Happy December 26! The stockings are unstuffed, the wrapping paper’s tossed, and visions of sugarplums have been overtaken by dreams of dancing champagne glasses and broken resolutions.
But the gifts remain. In honor of the tie you’re returning and the books that you aren’t, here are some of the most memorable holiday gifts in fiction:
Watch chain and combs. In The Gift of the Magi, O. Henry’s most ironic of tales, a woman sells her hair to buy her husband a watch chain, and he sells his watch to buy her a set of combs. I guess the message is that love is sacrifice, but the other message is to consult your beloved on the big purchases.
Pile of weapons. Ho ho ho, children! Here comes Santa Claus, bearing gifts of
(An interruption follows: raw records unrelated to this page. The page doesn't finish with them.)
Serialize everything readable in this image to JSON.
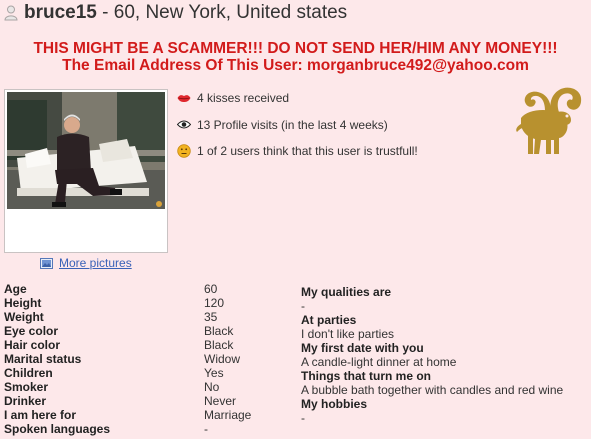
{
  "profile": {
    "username": "bruce15",
    "summary": " - 60, New York, United states"
  },
  "warning": {
    "line1": "THIS MIGHT BE A SCAMMER!!! DO NOT SEND HER/HIM ANY MONEY!!!",
    "line2": "The Email Address Of This User: morganbruce492@yahoo.com"
  },
  "more_pictures_label": "More pictures",
  "stats": [
    {
      "icon": "lips-icon",
      "text": "4 kisses received"
    },
    {
      "icon": "eye-icon",
      "text": "13 Profile visits (in the last 4 weeks)"
    },
    {
      "icon": "smiley-icon",
      "text": "1 of 2 users think that this user is trustfull!"
    }
  ],
  "zodiac_icon": "aries-icon",
  "details": [
    {
      "label": "Age",
      "value": "60"
    },
    {
      "label": "Height",
      "value": "120"
    },
    {
      "label": "Weight",
      "value": "35"
    },
    {
      "label": "Eye color",
      "value": "Black"
    },
    {
      "label": "Hair color",
      "value": "Black"
    },
    {
      "label": "Marital status",
      "value": "Widow"
    },
    {
      "label": "Children",
      "value": "Yes"
    },
    {
      "label": "Smoker",
      "value": "No"
    },
    {
      "label": "Drinker",
      "value": "Never"
    },
    {
      "label": "I am here for",
      "value": "Marriage"
    },
    {
      "label": "Spoken languages",
      "value": "-"
    }
  ],
  "qualities": {
    "qualities_heading": "My qualities are",
    "qualities_value": "-",
    "parties_heading": "At parties",
    "parties_value": "I don't like parties",
    "first_date_heading": "My first date with you",
    "first_date_value": "A candle-light dinner at home",
    "turn_on_heading": "Things that turn me on",
    "turn_on_value": "A bubble bath together with candles and red wine",
    "hobbies_heading": "My hobbies",
    "hobbies_value": "-"
  },
  "colors": {
    "background": "#fde8ea",
    "warning": "#d21b1b",
    "link": "#3a62b8",
    "zodiac_gold": "#b8912f"
  }
}
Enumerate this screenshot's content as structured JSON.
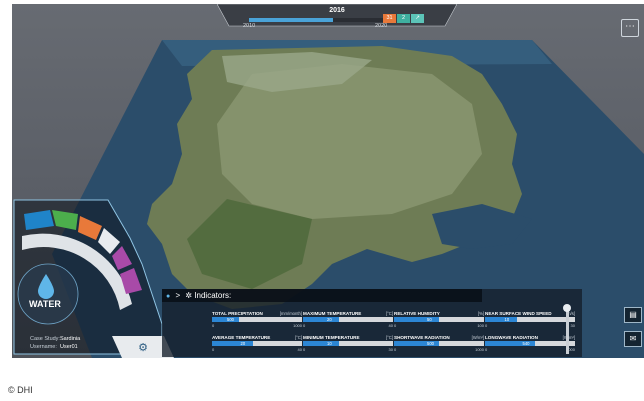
{
  "timeline": {
    "year": "2016",
    "start": "2010",
    "end": "2020",
    "progress": 0.6,
    "buttons": [
      {
        "label": "31",
        "color": "#e8793a"
      },
      {
        "label": "2",
        "color": "#3fb0a0"
      },
      {
        "label": "↗",
        "color": "#5cc4b8"
      }
    ]
  },
  "menu_icon": "more-dots-icon",
  "sector": {
    "name": "WATER",
    "tabs": [
      "water-drop-icon",
      "chat-icon",
      "fire-icon",
      "lightning-icon",
      "mountain-icon",
      "filter-icon"
    ]
  },
  "case_study": {
    "label": "Case Study:",
    "value": "Sardinia"
  },
  "username": {
    "label": "Username:",
    "value": "User01"
  },
  "panel": {
    "title": "Indicators:",
    "breadcrumb_sep": ">"
  },
  "indicators": [
    {
      "label": "TOTAL PRECIPITATION",
      "unit": "[mm/month]",
      "value": "500",
      "fraction": 0.3,
      "min": "0",
      "max": "1000"
    },
    {
      "label": "MAXIMUM TEMPERATURE",
      "unit": "[°C]",
      "value": "20",
      "fraction": 0.4,
      "min": "0",
      "max": "40"
    },
    {
      "label": "RELATIVE HUMIDITY",
      "unit": "[%]",
      "value": "50",
      "fraction": 0.5,
      "min": "0",
      "max": "100"
    },
    {
      "label": "NEAR SURFACE WIND SPEED",
      "unit": "[m/s]",
      "value": "10",
      "fraction": 0.35,
      "min": "0",
      "max": "30"
    },
    {
      "label": "AVERAGE TEMPERATURE",
      "unit": "[°C]",
      "value": "20",
      "fraction": 0.45,
      "min": "0",
      "max": "40"
    },
    {
      "label": "MINIMUM TEMPERATURE",
      "unit": "[°C]",
      "value": "10",
      "fraction": 0.4,
      "min": "0",
      "max": "30"
    },
    {
      "label": "SHORTWAVE RADIATION",
      "unit": "[W/m²]",
      "value": "500",
      "fraction": 0.5,
      "min": "0",
      "max": "1000"
    },
    {
      "label": "LONGWAVE RADIATION",
      "unit": "[W/m²]",
      "value": "540",
      "fraction": 0.55,
      "min": "0",
      "max": "1000"
    }
  ],
  "credit": "© DHI"
}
Barbies and Xboxes heavy-duty weaponry! In The Lion, the Witch, and the Wardrobe, the Pevensies’ run-in with a noble Father Christmas wins them a veritable cache of evil-fighting tools: sword and shield for Peter; bow, arrows, and hunting horn for Susan; and a dagger and healing cordial for Lucy (no presents for errant Edmund). His arrival is also a sign that Narnia’s long winter is coming to an end.
Nutcracker. Much like a baby who prefers the box to the gift that came in it, 7-year-old Marie, star of E.T.A. Hoffman’s The Nutcracker and the Mouse King, quickly tires of the magical toys made for her by an inventor uncle, ditching them in favor of the ignored family Nutcracker. Her brother breaks its jaw, Marie binds it up, and the Nutcracker takes her on a nocturnal adventure in thanks. It’s a darker story than the ballet it inspired, and ends with Marie breaking a spell and winning a prince.
Turkey. After being given the runaround by a handful of ghosts, world’s worst boss Ebenezer Scrooge finally sees the error of his selfish, selfish ways. In Dickens’ classic tale, he’s inspired to gift his long-suffering clerk Bob Cratchit with a “prize Turkey,” classing up his family’s meager Christmas meal and inspiring one of the most famous lines in lit: “God bless us, every one!”